Usually what happens at this point is that I revise my outline, because the scene-by-scene breakdown won't be quite right. I'll have understated the importance of some elements and overstated others. Especially at the end of a novel, the balance between elements -- otherwise known as pacing, and it's not a magic word but a structural and technical trick -- is crucial if you don't want to lose your reader.
Subplots, I'm talkin' to you.
It's the third act, okay? People don't care about you... well, they do, but what they really want to read about at the climax is the main characters. The romance. How they get the bad guys.
How subplots wrap up is secondary. That's why they're called subplots.
But without them, the main action won't make sense. Characters discover things and decide things. The scenes need to be there. Unless I want to cut those secondary characters altogether, and restructure, and, y'know. Rewrite the whole frickin' book.
So I'm keeping the subplot scenes short and to the point. Giving them the most gripping hooks at start and finish as I can. And interweaving them with the main action. Short scenes add to the illusion of pace, too, but for pulse-pounding excitement, you can't go past the old trick of actually having something happen. Ahem. I could point the finger at certain UF and romance series, but that'd be childish...
So as a reader, how do you like your endings? Do you want the bad dude defeated, the romance resolved and boom, that's the end?
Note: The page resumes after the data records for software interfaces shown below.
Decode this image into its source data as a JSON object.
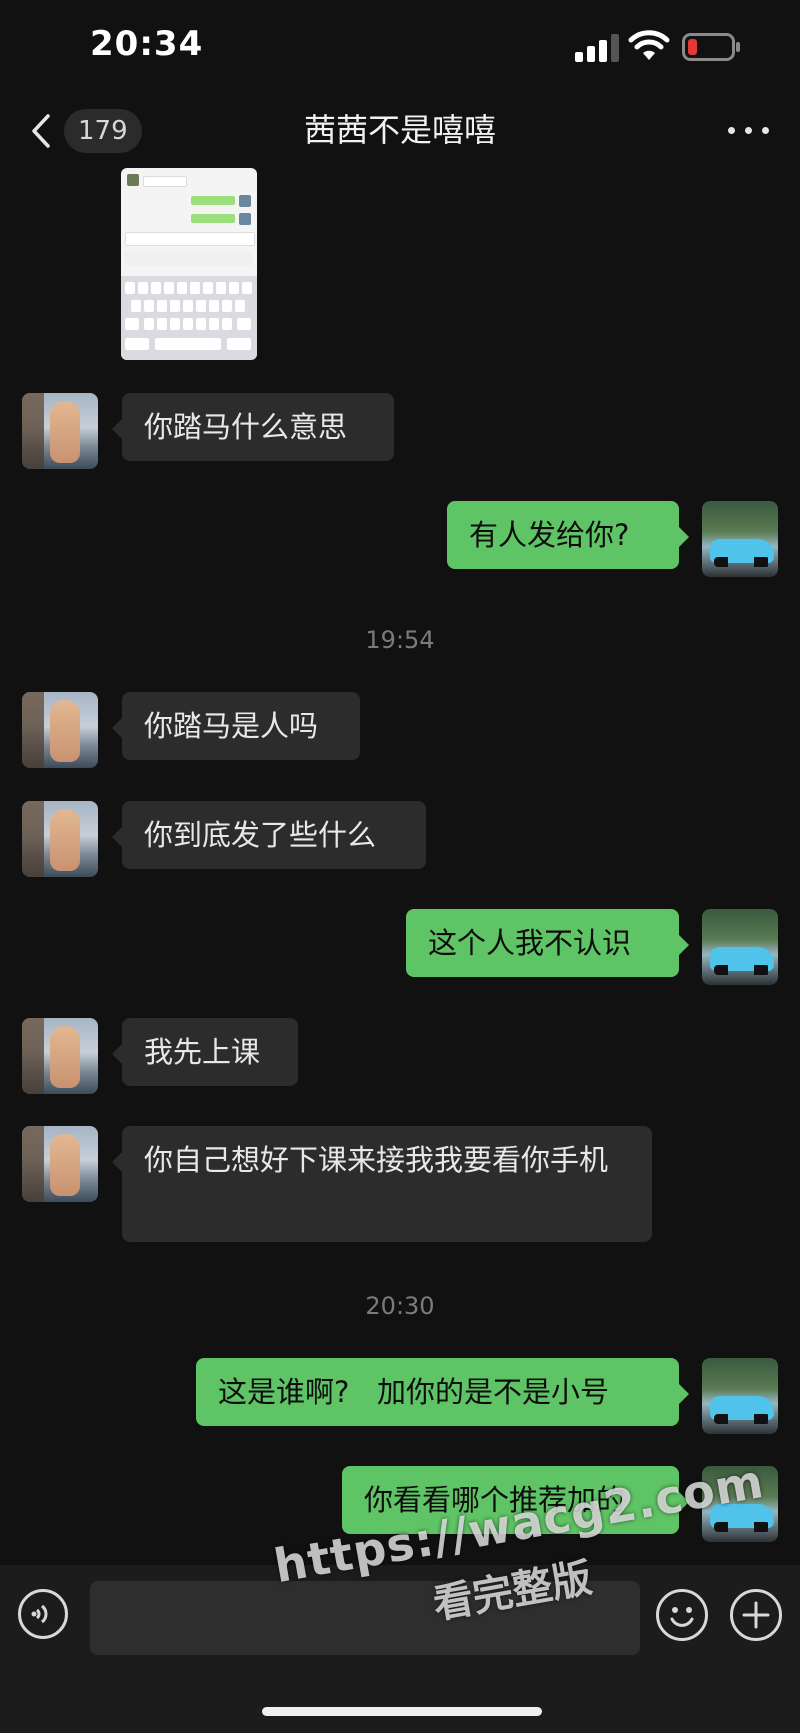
{
  "status_bar": {
    "time": "20:34",
    "icons": [
      "cellular-signal-icon",
      "wifi-icon",
      "battery-low-icon"
    ],
    "battery_color": "#e53935"
  },
  "nav": {
    "back_icon": "chevron-left-icon",
    "unread_count": "179",
    "title": "茜茜不是嘻嘻",
    "more_icon": "ellipsis-icon"
  },
  "messages": [
    {
      "side": "left",
      "type": "image",
      "description": "screenshot"
    },
    {
      "side": "left",
      "text": "你踏马什么意思"
    },
    {
      "side": "right",
      "text": "有人发给你?"
    },
    {
      "type": "timestamp",
      "text": "19:54"
    },
    {
      "side": "left",
      "text": "你踏马是人吗"
    },
    {
      "side": "left",
      "text": "你到底发了些什么"
    },
    {
      "side": "right",
      "text": "这个人我不认识"
    },
    {
      "side": "left",
      "text": "我先上课"
    },
    {
      "side": "left",
      "text": "你自己想好下课来接我我要看你手机"
    },
    {
      "type": "timestamp",
      "text": "20:30"
    },
    {
      "side": "right",
      "text": "这是谁啊?   加你的是不是小号"
    },
    {
      "side": "right",
      "text": "你看看哪个推荐加的"
    }
  ],
  "input_bar": {
    "voice_icon": "voice-icon",
    "input_value": "",
    "emoji_icon": "emoji-icon",
    "plus_icon": "plus-icon"
  },
  "watermark": {
    "url": "https://wacg2.com",
    "text": "看完整版"
  },
  "colors": {
    "background": "#111111",
    "incoming_bubble": "#2c2c2c",
    "outgoing_bubble": "#5fc465"
  }
}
Or do you like more of a slow let-down after the climax, with more happy-ever-after epilogue scenes? Or (shudder) do you adore the cliffhanger?